- _What needs to be done_: Please repeat the records word for word and skip the pictures.

- _Material provided_:
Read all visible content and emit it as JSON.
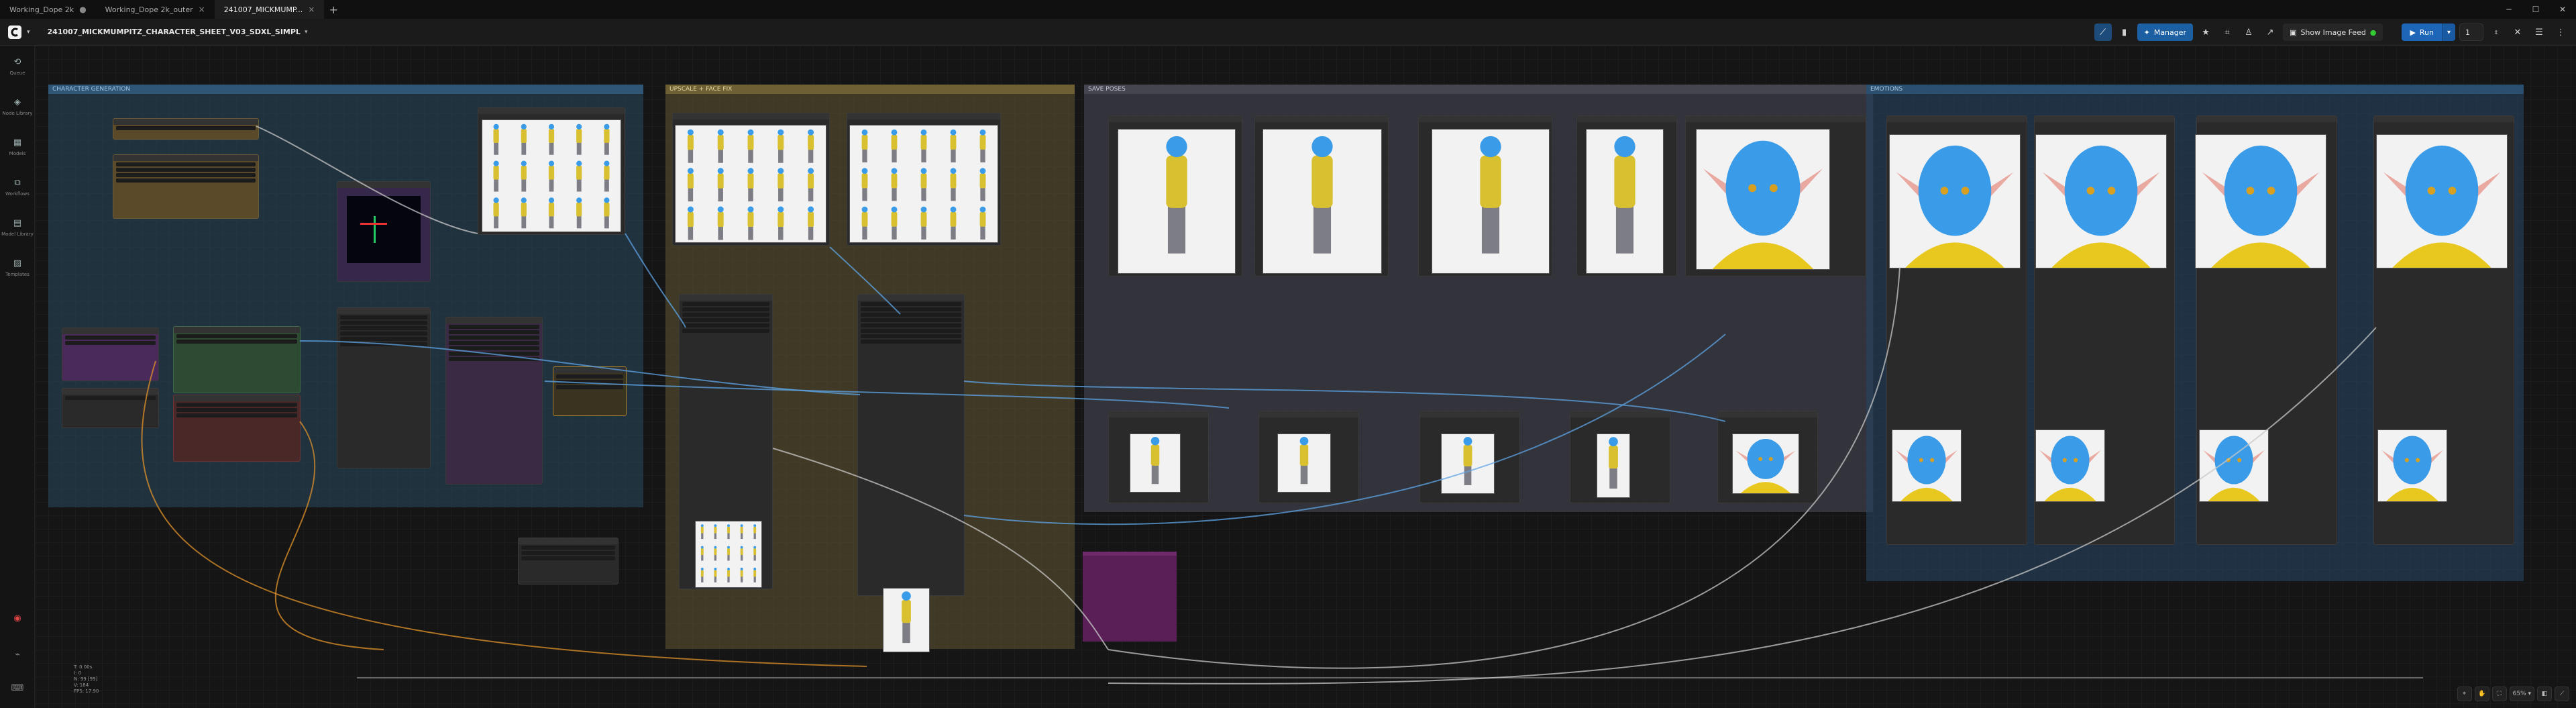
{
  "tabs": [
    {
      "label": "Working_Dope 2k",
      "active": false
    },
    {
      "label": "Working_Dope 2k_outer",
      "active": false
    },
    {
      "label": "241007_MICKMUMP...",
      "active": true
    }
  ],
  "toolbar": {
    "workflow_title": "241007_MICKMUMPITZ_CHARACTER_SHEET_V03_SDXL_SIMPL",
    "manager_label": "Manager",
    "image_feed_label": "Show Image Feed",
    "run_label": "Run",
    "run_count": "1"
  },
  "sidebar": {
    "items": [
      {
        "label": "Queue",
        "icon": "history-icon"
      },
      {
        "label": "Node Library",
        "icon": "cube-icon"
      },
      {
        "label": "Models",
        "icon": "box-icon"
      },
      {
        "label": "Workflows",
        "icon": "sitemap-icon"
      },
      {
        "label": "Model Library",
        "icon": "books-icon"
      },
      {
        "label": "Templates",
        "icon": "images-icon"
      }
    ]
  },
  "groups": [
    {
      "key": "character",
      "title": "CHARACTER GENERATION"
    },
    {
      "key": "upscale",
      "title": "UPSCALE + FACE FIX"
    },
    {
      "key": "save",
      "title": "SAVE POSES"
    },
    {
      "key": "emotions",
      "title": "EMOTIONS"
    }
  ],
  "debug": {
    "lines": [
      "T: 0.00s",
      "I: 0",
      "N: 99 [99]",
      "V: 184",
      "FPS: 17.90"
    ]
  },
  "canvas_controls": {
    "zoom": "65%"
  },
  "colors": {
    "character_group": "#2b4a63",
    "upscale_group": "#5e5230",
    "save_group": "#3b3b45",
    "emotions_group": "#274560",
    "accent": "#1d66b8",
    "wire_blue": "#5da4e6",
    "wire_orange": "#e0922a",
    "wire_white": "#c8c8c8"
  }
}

- _Worked solution_:
Read all visible content and emit it as JSON.
{
  "tabs": [
    {
      "label": "Working_Dope 2k",
      "active": false
    },
    {
      "label": "Working_Dope 2k_outer",
      "active": false
    },
    {
      "label": "241007_MICKMUMP...",
      "active": true
    }
  ],
  "toolbar": {
    "workflow_title": "241007_MICKMUMPITZ_CHARACTER_SHEET_V03_SDXL_SIMPL",
    "manager_label": "Manager",
    "image_feed_label": "Show Image Feed",
    "run_label": "Run",
    "run_count": "1"
  },
  "sidebar": {
    "items": [
      {
        "label": "Queue",
        "icon": "history-icon"
      },
      {
        "label": "Node Library",
        "icon": "cube-icon"
      },
      {
        "label": "Models",
        "icon": "box-icon"
      },
      {
        "label": "Workflows",
        "icon": "sitemap-icon"
      },
      {
        "label": "Model Library",
        "icon": "books-icon"
      },
      {
        "label": "Templates",
        "icon": "images-icon"
      }
    ]
  },
  "groups": [
    {
      "key": "character",
      "title": "CHARACTER GENERATION"
    },
    {
      "key": "upscale",
      "title": "UPSCALE + FACE FIX"
    },
    {
      "key": "save",
      "title": "SAVE POSES"
    },
    {
      "key": "emotions",
      "title": "EMOTIONS"
    }
  ],
  "debug": {
    "lines": [
      "T: 0.00s",
      "I: 0",
      "N: 99 [99]",
      "V: 184",
      "FPS: 17.90"
    ]
  },
  "canvas_controls": {
    "zoom": "65%"
  },
  "colors": {
    "character_group": "#2b4a63",
    "upscale_group": "#5e5230",
    "save_group": "#3b3b45",
    "emotions_group": "#274560",
    "accent": "#1d66b8",
    "wire_blue": "#5da4e6",
    "wire_orange": "#e0922a",
    "wire_white": "#c8c8c8"
  }
}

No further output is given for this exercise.